- Sergei Ryabkov, Russian Deputy Foreign Minister 

"The federal government will continue to campaign for the full implementation of the nuclear agreement," a German foreign ministry spokeswoman said.

A senior US administration official said Friday that Trump wants the Iran deal strengthened with a follow-on agreement in 120 days or the United States will unilaterally withdraw from the international pact.

Trump had privately chafed at having to once again waive sanctions on a country he sees as a rising threat in the Middle East. The official said his action on Friday "will be the last such waiver he will issue".

While Trump approved a sanctions waiver, the treasury department decided to impose new, targeted sanctions against 14 Iranian entities and people.

Iranian Foreign Minister Mohammad Javad Zarif responded on Twitter that the deal was not renegotiable and that Trump's stance "amounts to desperate attempts to undermine a solid multilateral agreement."

Some of the new sanctions announced by the Treasury Department are a response to crackdowns on anti-government protests in Iran in which access to social media was blocked, according to a Washington Post report.

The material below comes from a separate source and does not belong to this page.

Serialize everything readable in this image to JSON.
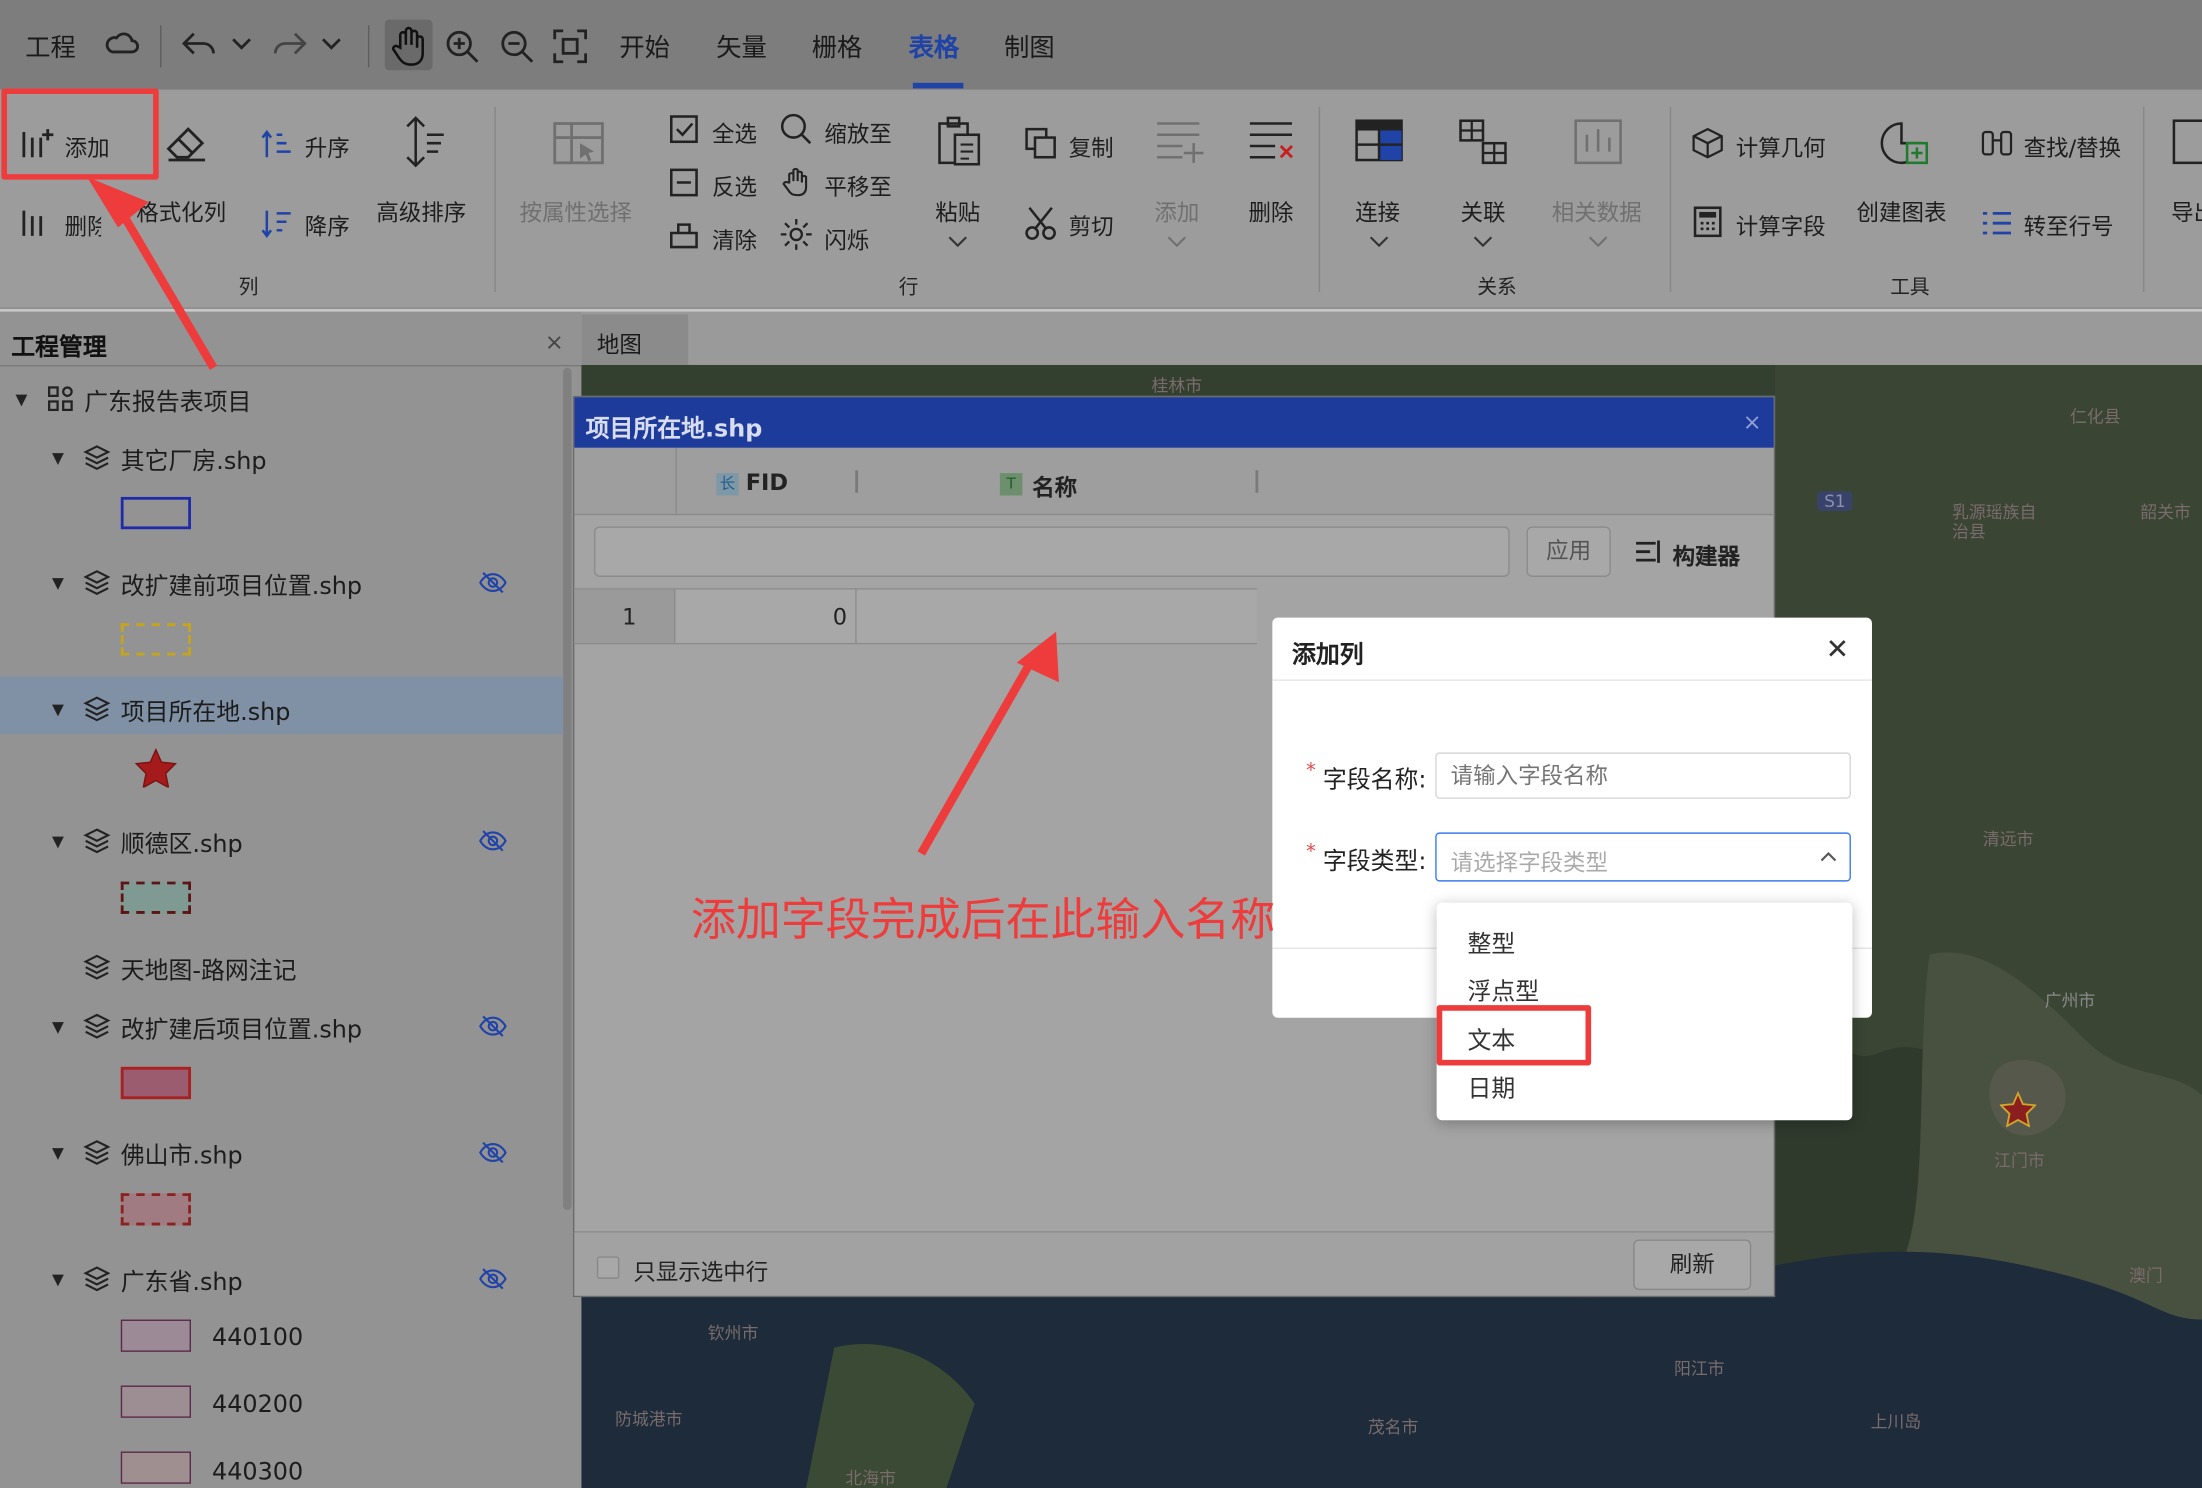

The designations include Iran’s Supreme Council of Cyberspace and its subsidiary, the National Cyberspace Center, which police the Internet, restricting access to various websites that challenge the government as well as the proxies and virtual private networks many Iranians rely on to get around the controls.

Trump had lengthy discussions on Thursday with Secretary of State Rex Tillerson, national security adviser HR McMaster and others about the deal, which was reached during the presidency of Democrat Barack Obama.

Trump will work with European partners on a follow-on agreement that enshrines certain triggers that the Iranian government cannot exceed related to ballistic missiles, said a senior administration officials who briefed reporters on the decision.

One official said Trump would be open to remaining in a modified deal if it were made permanent.

Trump also wants Congress to modify a law that reviews US participation in the nuclear deal to include "trigger points" that if violated would lead to the United States reimposing its sanctions, the official said.

This would not entail negotiations with Iran, the official added, but rather would be the result of talks between the United States and its European allies. Work already has begun on this front.

Trump has argued behind the scenes that the nuclear deal makes the United States look weak, a senior US official said. The argument for staying in was to allow time to toughen the terms of the agreements.

A decision to withhold a waiver would have effectively ended the deal that limits Iran’s nuclear program. The 2015 agreement between the United States and Iran also was signed by China, France, Russia, Britain, Germany and the European Union, and they may have been unlikely to join the United States in reimposing sanctions.